[Web page and app entries]
= = = = = = =

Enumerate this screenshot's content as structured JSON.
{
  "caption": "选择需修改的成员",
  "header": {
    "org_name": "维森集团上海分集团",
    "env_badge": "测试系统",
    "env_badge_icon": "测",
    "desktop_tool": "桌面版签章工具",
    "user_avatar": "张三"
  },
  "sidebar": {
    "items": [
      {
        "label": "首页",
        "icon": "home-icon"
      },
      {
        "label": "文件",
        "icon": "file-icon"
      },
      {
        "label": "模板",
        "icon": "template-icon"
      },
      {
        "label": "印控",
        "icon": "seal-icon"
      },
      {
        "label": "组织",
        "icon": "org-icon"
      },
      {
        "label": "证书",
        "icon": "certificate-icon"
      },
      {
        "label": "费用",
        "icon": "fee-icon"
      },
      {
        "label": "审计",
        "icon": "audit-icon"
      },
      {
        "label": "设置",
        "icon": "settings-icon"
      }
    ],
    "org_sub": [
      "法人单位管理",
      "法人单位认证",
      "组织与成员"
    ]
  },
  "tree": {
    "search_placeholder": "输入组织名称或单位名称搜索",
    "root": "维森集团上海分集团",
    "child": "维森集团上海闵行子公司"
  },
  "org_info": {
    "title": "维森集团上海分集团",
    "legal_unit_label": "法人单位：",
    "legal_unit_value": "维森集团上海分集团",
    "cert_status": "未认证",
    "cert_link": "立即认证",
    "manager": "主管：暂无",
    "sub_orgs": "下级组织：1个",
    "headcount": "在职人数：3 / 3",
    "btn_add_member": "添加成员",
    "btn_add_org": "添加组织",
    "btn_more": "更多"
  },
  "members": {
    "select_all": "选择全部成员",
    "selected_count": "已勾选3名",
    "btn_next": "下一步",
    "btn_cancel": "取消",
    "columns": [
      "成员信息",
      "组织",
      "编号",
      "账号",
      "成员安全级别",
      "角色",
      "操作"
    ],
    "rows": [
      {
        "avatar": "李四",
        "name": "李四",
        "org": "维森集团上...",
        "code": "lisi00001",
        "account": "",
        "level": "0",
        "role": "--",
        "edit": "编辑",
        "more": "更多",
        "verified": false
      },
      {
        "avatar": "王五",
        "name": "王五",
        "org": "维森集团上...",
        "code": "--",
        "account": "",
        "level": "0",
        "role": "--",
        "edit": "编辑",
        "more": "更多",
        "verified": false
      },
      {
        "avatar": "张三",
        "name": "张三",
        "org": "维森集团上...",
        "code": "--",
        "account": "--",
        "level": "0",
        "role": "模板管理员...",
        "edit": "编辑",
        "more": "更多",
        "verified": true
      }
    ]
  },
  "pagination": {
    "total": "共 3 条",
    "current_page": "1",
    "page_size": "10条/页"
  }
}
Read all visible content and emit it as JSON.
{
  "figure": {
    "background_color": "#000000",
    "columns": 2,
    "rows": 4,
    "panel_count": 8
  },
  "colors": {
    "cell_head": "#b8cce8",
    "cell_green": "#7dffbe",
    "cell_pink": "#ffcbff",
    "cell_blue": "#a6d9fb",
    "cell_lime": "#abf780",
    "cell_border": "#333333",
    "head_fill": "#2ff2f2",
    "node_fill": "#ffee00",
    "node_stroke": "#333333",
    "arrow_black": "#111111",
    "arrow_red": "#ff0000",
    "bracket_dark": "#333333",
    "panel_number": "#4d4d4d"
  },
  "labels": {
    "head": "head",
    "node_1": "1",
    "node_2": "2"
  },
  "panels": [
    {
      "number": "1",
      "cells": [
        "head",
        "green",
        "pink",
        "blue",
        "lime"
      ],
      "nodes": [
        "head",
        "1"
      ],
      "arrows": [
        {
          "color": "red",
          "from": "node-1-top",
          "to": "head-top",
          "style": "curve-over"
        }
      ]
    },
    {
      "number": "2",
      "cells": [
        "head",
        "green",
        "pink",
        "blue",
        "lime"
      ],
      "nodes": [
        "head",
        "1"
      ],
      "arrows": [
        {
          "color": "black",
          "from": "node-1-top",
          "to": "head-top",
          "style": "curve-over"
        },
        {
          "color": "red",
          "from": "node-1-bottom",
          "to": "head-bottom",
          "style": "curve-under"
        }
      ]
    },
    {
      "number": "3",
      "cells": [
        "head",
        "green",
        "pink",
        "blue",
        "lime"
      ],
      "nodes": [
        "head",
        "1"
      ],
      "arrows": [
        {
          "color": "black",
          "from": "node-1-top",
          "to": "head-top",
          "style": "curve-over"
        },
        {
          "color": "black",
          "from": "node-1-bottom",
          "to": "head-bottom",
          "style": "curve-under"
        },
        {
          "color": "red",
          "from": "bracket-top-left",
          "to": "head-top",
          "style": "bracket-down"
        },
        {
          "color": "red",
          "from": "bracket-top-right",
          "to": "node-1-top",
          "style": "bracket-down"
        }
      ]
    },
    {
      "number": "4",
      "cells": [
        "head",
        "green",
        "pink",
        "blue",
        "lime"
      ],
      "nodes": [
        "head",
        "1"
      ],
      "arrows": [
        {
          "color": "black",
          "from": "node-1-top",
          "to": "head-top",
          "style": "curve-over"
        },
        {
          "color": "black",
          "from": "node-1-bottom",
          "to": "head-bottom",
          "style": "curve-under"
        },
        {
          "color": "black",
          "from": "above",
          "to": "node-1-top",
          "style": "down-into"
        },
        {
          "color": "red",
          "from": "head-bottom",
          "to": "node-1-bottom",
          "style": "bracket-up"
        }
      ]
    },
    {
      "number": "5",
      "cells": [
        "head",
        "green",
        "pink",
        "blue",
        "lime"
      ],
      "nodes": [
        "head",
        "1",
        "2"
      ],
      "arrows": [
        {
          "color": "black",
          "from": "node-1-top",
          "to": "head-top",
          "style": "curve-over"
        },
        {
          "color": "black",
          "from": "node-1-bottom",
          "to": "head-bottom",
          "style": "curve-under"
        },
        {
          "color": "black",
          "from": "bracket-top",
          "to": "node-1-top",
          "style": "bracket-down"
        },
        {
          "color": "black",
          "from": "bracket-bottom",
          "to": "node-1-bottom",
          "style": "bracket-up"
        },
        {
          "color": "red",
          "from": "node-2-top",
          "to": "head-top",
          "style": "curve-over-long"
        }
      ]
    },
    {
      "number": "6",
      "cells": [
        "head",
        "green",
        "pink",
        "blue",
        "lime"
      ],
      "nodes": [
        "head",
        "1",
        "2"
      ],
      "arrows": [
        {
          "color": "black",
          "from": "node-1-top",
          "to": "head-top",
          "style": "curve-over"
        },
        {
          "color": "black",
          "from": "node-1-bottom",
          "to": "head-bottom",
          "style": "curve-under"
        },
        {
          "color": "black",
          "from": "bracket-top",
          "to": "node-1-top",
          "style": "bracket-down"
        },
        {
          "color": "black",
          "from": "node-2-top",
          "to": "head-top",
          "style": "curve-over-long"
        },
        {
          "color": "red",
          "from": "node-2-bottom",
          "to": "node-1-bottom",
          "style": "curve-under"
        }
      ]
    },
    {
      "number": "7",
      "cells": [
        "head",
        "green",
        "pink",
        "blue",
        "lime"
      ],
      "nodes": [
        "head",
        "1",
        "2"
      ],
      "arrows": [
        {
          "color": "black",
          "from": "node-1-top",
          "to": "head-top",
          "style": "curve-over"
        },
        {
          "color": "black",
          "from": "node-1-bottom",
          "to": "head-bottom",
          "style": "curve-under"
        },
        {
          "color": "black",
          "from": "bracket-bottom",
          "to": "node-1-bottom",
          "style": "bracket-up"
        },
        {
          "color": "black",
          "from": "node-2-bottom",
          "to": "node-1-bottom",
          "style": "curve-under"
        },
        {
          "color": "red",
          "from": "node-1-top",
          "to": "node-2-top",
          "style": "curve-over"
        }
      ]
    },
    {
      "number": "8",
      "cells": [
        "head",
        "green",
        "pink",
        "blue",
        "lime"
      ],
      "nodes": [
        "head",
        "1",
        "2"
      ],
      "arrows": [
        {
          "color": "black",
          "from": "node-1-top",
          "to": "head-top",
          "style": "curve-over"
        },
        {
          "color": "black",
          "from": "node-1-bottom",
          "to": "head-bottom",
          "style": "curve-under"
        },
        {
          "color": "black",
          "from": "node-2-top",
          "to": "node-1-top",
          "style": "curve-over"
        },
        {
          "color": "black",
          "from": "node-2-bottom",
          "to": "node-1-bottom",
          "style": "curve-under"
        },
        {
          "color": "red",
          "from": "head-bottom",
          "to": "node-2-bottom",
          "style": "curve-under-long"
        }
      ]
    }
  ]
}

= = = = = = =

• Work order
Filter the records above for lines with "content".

• Result of this task
Enumerate this screenshot's content as structured JSON.
Read all visible content and emit it as JSON.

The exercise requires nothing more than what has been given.